Since the beginnings of the modern fragrance industry, fragrance manufacturers have relied on secrecy to protect information about distillation techniques, product composition, and other elements of the production process. In the last century, however, increases in employee mobility and improvements to reverse engineering techniques have undermined the fragrance industry’s reliance on trade secrecy to protect its proprietary information. Patents and copyrights are similarly of limited efficacy as a means of protecting this information. Fragrance manufacturers may have some recourse in trademark and unfair competition law, however, specifically in the context of multisensory trade dress.
Climate change is a pressing issue confronting the global community. The rapid development and diffusion of clean technologies (i.e., technologies necessary for adapting to or mitigating climate change) must be a central part of the solution. However, a stalemate has persisted in global climate change negotiations at the United Nations, caused by diverging views regarding the role of intellectual property rights “IPR” in the international transfer of clean technologies. Developed nations insist on strong IPR for clean technologies, while developing nations claim that IPR is a major barrier to the international transfer of clean technologies and demand to remove or reduce IPR for clean technologies. This article explores two questions: (1) Is the existence of IPR a major barrier to the international transfer of clean technologies, and (2) why has the international transfer of clean technologies to developing nations been limited? Analyzing evidential data available, this article concludes that IPR probably has not been a major barrier to the international transfer of clean technologies. However, sustainable international transfer of clean technologies requires the joint efforts of developing and developed nations. To prepare for sustainable international transfer of clean technologies and to advance the effort for addressing climate change, this article proposes a new paradigm based on domestic innovation, international aid and international technology collaboration.
Where the Trade Secret Sits: How the Economic Espionage Act Is Inflaming Tensions in the Employment Relationship, and How Smart Employers and Employees Are Responding

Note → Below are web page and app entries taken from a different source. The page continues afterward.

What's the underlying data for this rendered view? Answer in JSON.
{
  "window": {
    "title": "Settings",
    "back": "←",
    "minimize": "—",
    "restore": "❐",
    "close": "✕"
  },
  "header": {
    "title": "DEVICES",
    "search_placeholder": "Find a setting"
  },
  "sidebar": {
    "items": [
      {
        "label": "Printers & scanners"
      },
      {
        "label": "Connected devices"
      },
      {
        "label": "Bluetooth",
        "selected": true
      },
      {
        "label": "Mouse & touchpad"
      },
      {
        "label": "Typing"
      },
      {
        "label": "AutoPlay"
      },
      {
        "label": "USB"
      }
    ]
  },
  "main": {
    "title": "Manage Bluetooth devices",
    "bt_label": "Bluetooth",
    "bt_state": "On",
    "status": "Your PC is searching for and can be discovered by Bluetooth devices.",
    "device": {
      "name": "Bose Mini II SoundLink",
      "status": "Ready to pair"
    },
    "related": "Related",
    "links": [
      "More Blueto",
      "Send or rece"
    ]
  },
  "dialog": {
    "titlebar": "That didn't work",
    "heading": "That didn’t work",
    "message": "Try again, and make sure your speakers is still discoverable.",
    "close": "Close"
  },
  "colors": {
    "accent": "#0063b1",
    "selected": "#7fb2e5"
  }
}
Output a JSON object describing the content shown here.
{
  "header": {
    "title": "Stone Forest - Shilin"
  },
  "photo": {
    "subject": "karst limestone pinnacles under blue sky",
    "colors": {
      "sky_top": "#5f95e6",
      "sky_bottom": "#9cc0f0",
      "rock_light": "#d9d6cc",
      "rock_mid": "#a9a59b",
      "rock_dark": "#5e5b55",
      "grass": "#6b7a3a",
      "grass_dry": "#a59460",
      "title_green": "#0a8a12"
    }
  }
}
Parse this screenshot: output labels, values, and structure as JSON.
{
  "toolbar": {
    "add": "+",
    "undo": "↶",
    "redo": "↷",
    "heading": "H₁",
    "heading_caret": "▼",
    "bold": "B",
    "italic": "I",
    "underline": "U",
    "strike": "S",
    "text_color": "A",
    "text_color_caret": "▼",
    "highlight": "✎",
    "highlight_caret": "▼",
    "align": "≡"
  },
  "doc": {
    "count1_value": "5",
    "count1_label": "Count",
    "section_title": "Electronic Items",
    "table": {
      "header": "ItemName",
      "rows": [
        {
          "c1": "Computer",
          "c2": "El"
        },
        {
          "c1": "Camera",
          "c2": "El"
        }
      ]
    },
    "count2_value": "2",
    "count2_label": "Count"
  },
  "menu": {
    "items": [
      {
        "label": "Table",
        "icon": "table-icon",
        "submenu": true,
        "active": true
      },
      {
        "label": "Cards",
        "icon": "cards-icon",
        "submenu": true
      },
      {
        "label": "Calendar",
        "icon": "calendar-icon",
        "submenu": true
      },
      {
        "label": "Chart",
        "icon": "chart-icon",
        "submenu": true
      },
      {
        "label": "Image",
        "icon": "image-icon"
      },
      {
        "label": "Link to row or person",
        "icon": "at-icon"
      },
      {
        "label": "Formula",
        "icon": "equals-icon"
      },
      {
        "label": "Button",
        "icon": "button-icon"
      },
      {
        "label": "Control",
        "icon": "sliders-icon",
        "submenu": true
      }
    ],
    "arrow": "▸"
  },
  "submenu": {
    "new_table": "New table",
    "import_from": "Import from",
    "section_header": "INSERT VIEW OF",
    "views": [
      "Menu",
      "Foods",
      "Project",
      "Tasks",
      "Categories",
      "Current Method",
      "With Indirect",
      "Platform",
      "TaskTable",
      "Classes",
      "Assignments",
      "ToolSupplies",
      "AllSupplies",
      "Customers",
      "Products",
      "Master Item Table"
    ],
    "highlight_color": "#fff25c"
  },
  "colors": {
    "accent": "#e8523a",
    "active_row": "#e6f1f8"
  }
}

The dawning of the information age, coupled with a greater understanding of the value of intellectual property, has increased the quantity of proprietary information businesses choose to keep as trade secrets. An often-underappreciated cost of trade secrets is the effect they have on the employment relationship – they frequently result in employers and employees involving themselves in convoluted legal and contractual relationships beyond their own expectations or comprehension. Further complicating the matter is the Economic Espionage Act (“EEA”), which increases the stakes of employer-employee conflict by criminalizing the misappropriation of trade secrets. This note provides a primer to help both employers and employees deal with the specific issues trade secrets frequently create in the employment relationship, first by outlining the current status of trade secrecy law, then by examining how the EEA is changing the trade secrecy landscape, and finally by providing a practical summary of best practices.